**TASK STATEMENT:** Count every line in the following entries that holds the word "myPages". Only the number should be given.

***** TASK DATA *****

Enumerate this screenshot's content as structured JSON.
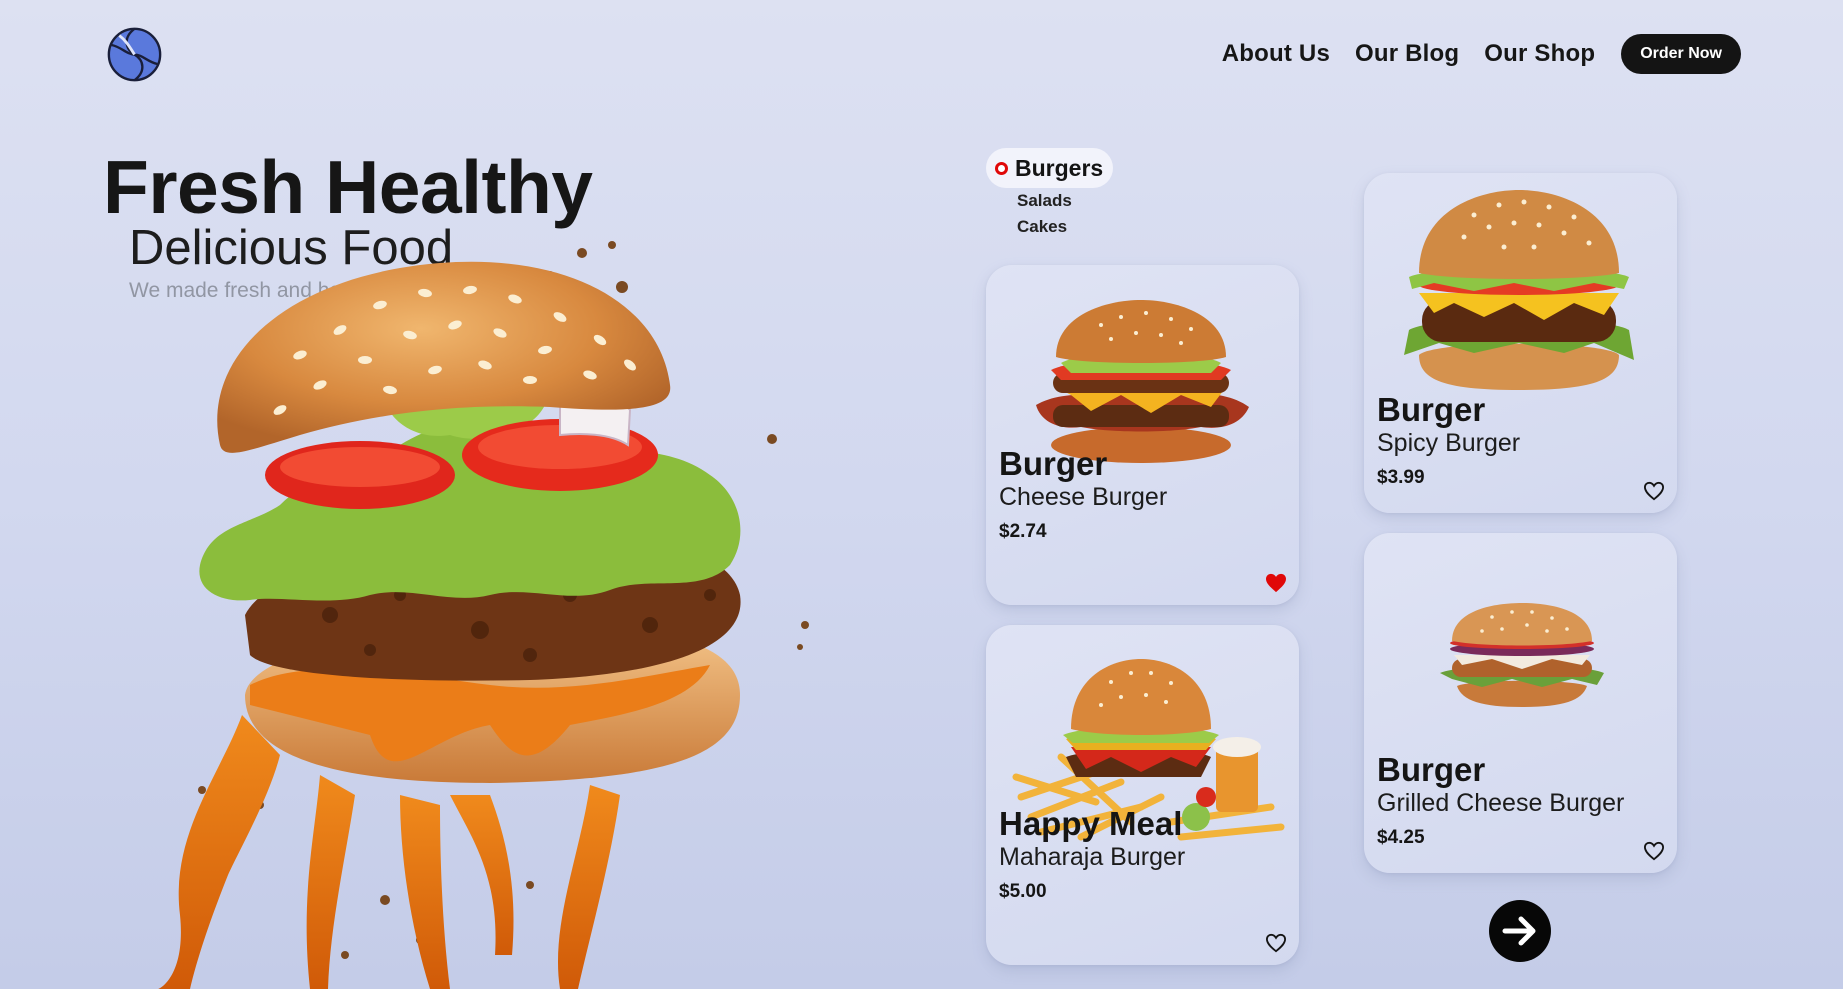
{
  "header": {
    "logo_icon": "swirl-logo-icon",
    "nav": [
      "About Us",
      "Our Blog",
      "Our Shop"
    ],
    "order_label": "Order Now"
  },
  "hero": {
    "title": "Fresh Healthy",
    "subtitle": "Delicious Food",
    "tagline": "We made fresh and healthy foods"
  },
  "categories": {
    "active": "Burgers",
    "items": [
      "Salads",
      "Cakes"
    ]
  },
  "cards": [
    {
      "title": "Burger",
      "name": "Cheese Burger",
      "price": "$2.74",
      "favorite": true
    },
    {
      "title": "Happy Meal",
      "name": "Maharaja Burger",
      "price": "$5.00",
      "favorite": false
    },
    {
      "title": "Burger",
      "name": "Spicy Burger",
      "price": "$3.99",
      "favorite": false
    },
    {
      "title": "Burger",
      "name": "Grilled Cheese Burger",
      "price": "$4.25",
      "favorite": false
    }
  ],
  "colors": {
    "accent": "#e00808",
    "dark": "#141414",
    "background": "#d6dcf0"
  },
  "icons": {
    "heart": "heart-icon",
    "next": "arrow-right-icon"
  }
}
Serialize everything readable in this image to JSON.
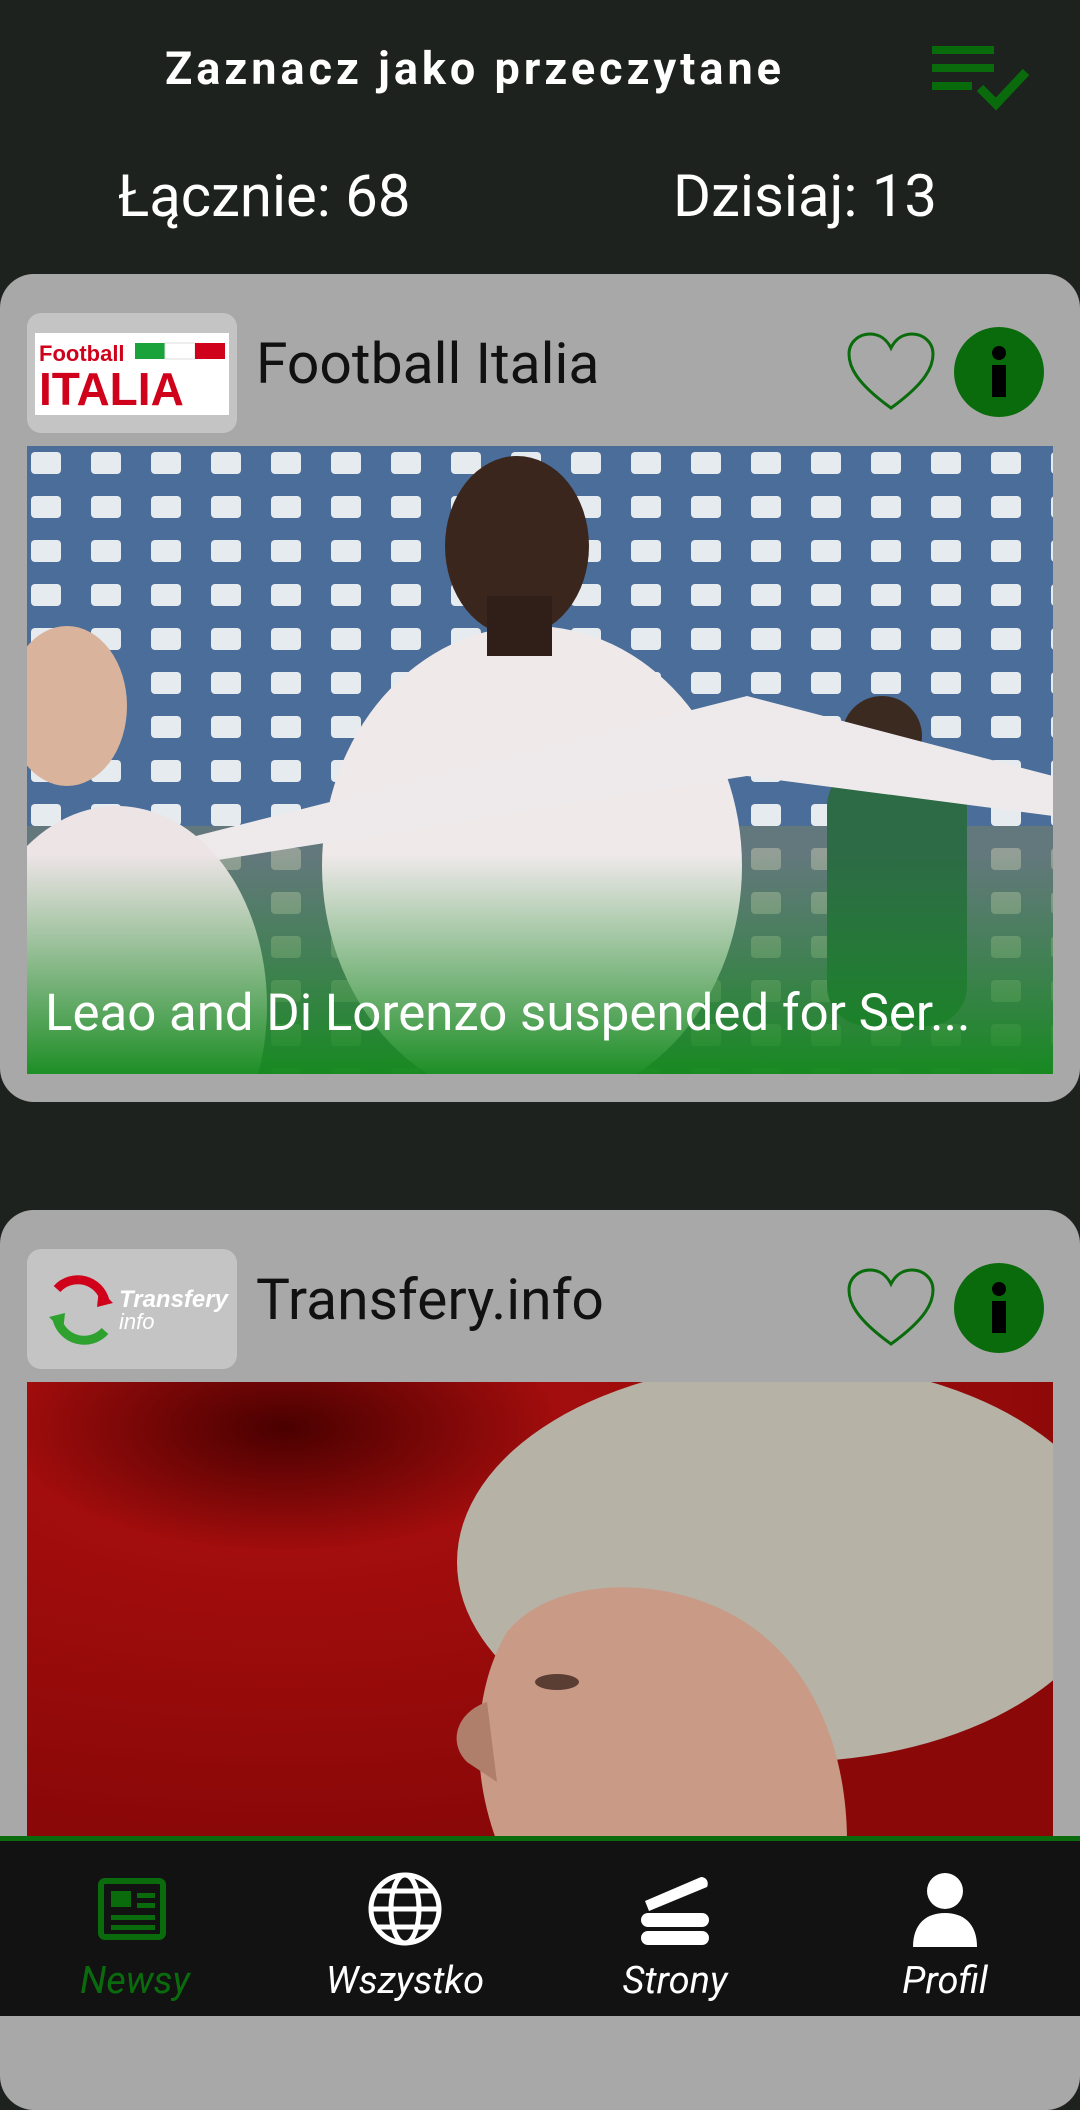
{
  "header": {
    "title": "Zaznacz jako przeczytane",
    "mark_read_icon": "playlist-check-icon"
  },
  "stats": {
    "total_label": "Łącznie: 68",
    "today_label": "Dzisiaj: 13"
  },
  "cards": [
    {
      "source_name": "Football Italia",
      "logo_text_top": "Football",
      "logo_text_main": "ITALIA",
      "headline": "Leao and Di Lorenzo suspended for Ser...",
      "favorite_icon": "heart-outline-icon",
      "info_icon": "info-icon"
    },
    {
      "source_name": "Transfery.info",
      "logo_text_top": "Transfery",
      "logo_text_sub": "info",
      "headline": "",
      "favorite_icon": "heart-outline-icon",
      "info_icon": "info-icon"
    }
  ],
  "nav": [
    {
      "label": "Newsy",
      "icon": "newspaper-icon",
      "active": true
    },
    {
      "label": "Wszystko",
      "icon": "globe-icon",
      "active": false
    },
    {
      "label": "Strony",
      "icon": "pages-stack-icon",
      "active": false
    },
    {
      "label": "Profil",
      "icon": "person-icon",
      "active": false
    }
  ],
  "colors": {
    "background": "#1e221f",
    "card": "#a8a8a8",
    "accent_green": "#0a6b0d",
    "nav_background": "#121212"
  }
}
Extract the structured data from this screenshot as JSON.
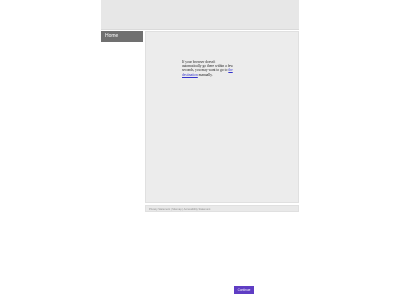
{
  "nav": {
    "home_label": "Home"
  },
  "main": {
    "message_before_link": "If your browser doesn't automatically go there within a few seconds, you may want to go to ",
    "link_text": "the destination",
    "message_after_link": " manually."
  },
  "footer": {
    "text": "Privacy Statement | Sitemap | Accessibility Statement"
  },
  "consent": {
    "button_label": "Continue"
  },
  "colors": {
    "accent": "#5f3dc4",
    "link": "#3333cc",
    "nav_active": "#707070"
  }
}
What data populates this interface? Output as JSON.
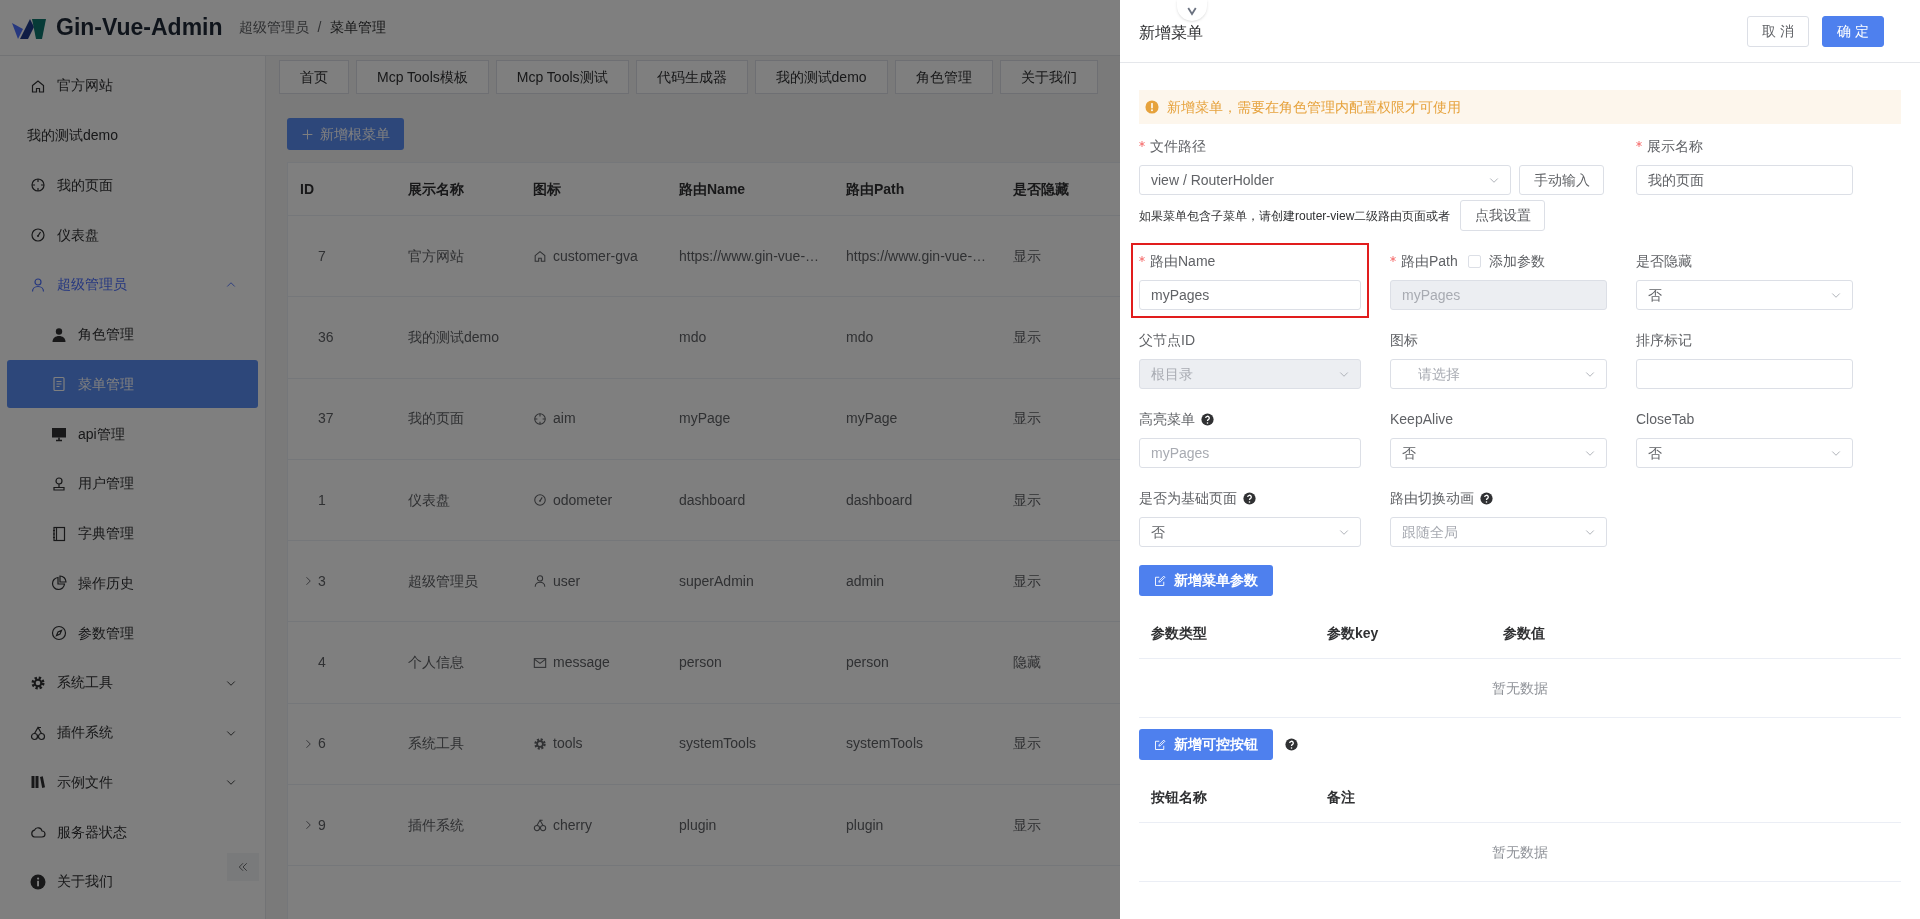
{
  "header": {
    "app_name": "Gin-Vue-Admin",
    "breadcrumb": [
      "超级管理员",
      "菜单管理"
    ],
    "separator": "/"
  },
  "sidebar": {
    "items": [
      {
        "kind": "item",
        "label": "官方网站",
        "selected": false
      },
      {
        "kind": "item",
        "label": "我的测试demo",
        "selected": false
      },
      {
        "kind": "item",
        "label": "我的页面",
        "selected": false
      },
      {
        "kind": "item",
        "label": "仪表盘",
        "selected": false
      },
      {
        "kind": "group",
        "label": "超级管理员",
        "selected": false,
        "expanded": true,
        "children": [
          {
            "kind": "item",
            "label": "角色管理",
            "selected": false
          },
          {
            "kind": "item",
            "label": "菜单管理",
            "selected": true
          },
          {
            "kind": "item",
            "label": "api管理",
            "selected": false
          },
          {
            "kind": "item",
            "label": "用户管理",
            "selected": false
          },
          {
            "kind": "item",
            "label": "字典管理",
            "selected": false
          },
          {
            "kind": "item",
            "label": "操作历史",
            "selected": false
          },
          {
            "kind": "item",
            "label": "参数管理",
            "selected": false
          }
        ]
      },
      {
        "kind": "group",
        "label": "系统工具",
        "selected": false,
        "expanded": false
      },
      {
        "kind": "group",
        "label": "插件系统",
        "selected": false,
        "expanded": false
      },
      {
        "kind": "group",
        "label": "示例文件",
        "selected": false,
        "expanded": false
      },
      {
        "kind": "item",
        "label": "服务器状态",
        "selected": false
      },
      {
        "kind": "item",
        "label": "关于我们",
        "selected": false
      }
    ]
  },
  "tabs": [
    "首页",
    "Mcp Tools模板",
    "Mcp Tools测试",
    "代码生成器",
    "我的测试demo",
    "角色管理",
    "关于我们"
  ],
  "add_root_button": "新增根菜单",
  "table": {
    "columns": [
      "ID",
      "展示名称",
      "图标",
      "路由Name",
      "路由Path",
      "是否隐藏"
    ],
    "rows": [
      {
        "id": "7",
        "name": "官方网站",
        "icon": "customer-gva",
        "route_name": "https://www.gin-vue-…",
        "route_path": "https://www.gin-vue-…",
        "visibility": "显示",
        "has_children": false
      },
      {
        "id": "36",
        "name": "我的测试demo",
        "route_name": "mdo",
        "route_path": "mdo",
        "visibility": "显示",
        "has_children": false
      },
      {
        "id": "37",
        "name": "我的页面",
        "icon": "aim",
        "route_name": "myPage",
        "route_path": "myPage",
        "visibility": "显示",
        "has_children": false
      },
      {
        "id": "1",
        "name": "仪表盘",
        "icon": "odometer",
        "route_name": "dashboard",
        "route_path": "dashboard",
        "visibility": "显示",
        "has_children": false
      },
      {
        "id": "3",
        "name": "超级管理员",
        "icon": "user",
        "route_name": "superAdmin",
        "route_path": "admin",
        "visibility": "显示",
        "has_children": true
      },
      {
        "id": "4",
        "name": "个人信息",
        "icon": "message",
        "route_name": "person",
        "route_path": "person",
        "visibility": "隐藏",
        "has_children": false
      },
      {
        "id": "6",
        "name": "系统工具",
        "icon": "tools",
        "route_name": "systemTools",
        "route_path": "systemTools",
        "visibility": "显示",
        "has_children": true
      },
      {
        "id": "9",
        "name": "插件系统",
        "icon": "cherry",
        "route_name": "plugin",
        "route_path": "plugin",
        "visibility": "显示",
        "has_children": true
      }
    ]
  },
  "drawer": {
    "title": "新增菜单",
    "buttons": [
      {
        "label": "取 消",
        "kind": "default"
      },
      {
        "label": "确 定",
        "kind": "primary"
      }
    ],
    "alert": "新增菜单，需要在角色管理内配置权限才可使用",
    "form": {
      "fields": [
        {
          "kind": "path-select",
          "label": "文件路径",
          "required": true,
          "help": false,
          "disabled": false,
          "highlighted": false,
          "value": "view / RouterHolder",
          "extra_button": "手动输入",
          "note": "如果菜单包含子菜单，请创建router-view二级路由页面或者",
          "note_button": "点我设置"
        },
        {
          "kind": "input",
          "label": "展示名称",
          "required": true,
          "help": false,
          "disabled": false,
          "highlighted": false,
          "value": "我的页面"
        },
        {
          "kind": "input",
          "label": "路由Name",
          "required": true,
          "help": false,
          "disabled": false,
          "highlighted": true,
          "value": "myPages"
        },
        {
          "kind": "input",
          "label": "路由Path",
          "required": true,
          "help": false,
          "disabled": true,
          "highlighted": false,
          "value": "myPages",
          "checkbox": {
            "label": "添加参数",
            "checked": false
          }
        },
        {
          "kind": "select",
          "label": "是否隐藏",
          "required": false,
          "help": false,
          "disabled": false,
          "highlighted": false,
          "value": "否"
        },
        {
          "kind": "select",
          "label": "父节点ID",
          "required": false,
          "help": false,
          "disabled": true,
          "highlighted": false,
          "value": "根目录"
        },
        {
          "kind": "select",
          "label": "图标",
          "required": false,
          "help": false,
          "disabled": false,
          "highlighted": false,
          "placeholder": "请选择"
        },
        {
          "kind": "input",
          "label": "排序标记",
          "required": false,
          "help": false,
          "disabled": false,
          "highlighted": false
        },
        {
          "kind": "input",
          "label": "高亮菜单",
          "required": false,
          "help": true,
          "disabled": false,
          "highlighted": false,
          "placeholder": "myPages"
        },
        {
          "kind": "select",
          "label": "KeepAlive",
          "required": false,
          "help": false,
          "disabled": false,
          "highlighted": false,
          "value": "否"
        },
        {
          "kind": "select",
          "label": "CloseTab",
          "required": false,
          "help": false,
          "disabled": false,
          "highlighted": false,
          "value": "否"
        },
        {
          "kind": "select",
          "label": "是否为基础页面",
          "required": false,
          "help": true,
          "disabled": false,
          "highlighted": false,
          "value": "否"
        },
        {
          "kind": "select",
          "label": "路由切换动画",
          "required": false,
          "help": true,
          "disabled": false,
          "highlighted": false,
          "placeholder": "跟随全局"
        }
      ]
    },
    "param_section": {
      "button": "新增菜单参数",
      "help": false,
      "columns": [
        "参数类型",
        "参数key",
        "参数值"
      ],
      "empty": "暂无数据"
    },
    "button_section": {
      "button": "新增可控按钮",
      "help": true,
      "columns": [
        "按钮名称",
        "备注"
      ],
      "empty": "暂无数据"
    }
  }
}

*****

**YOUR SOLUTION:** 3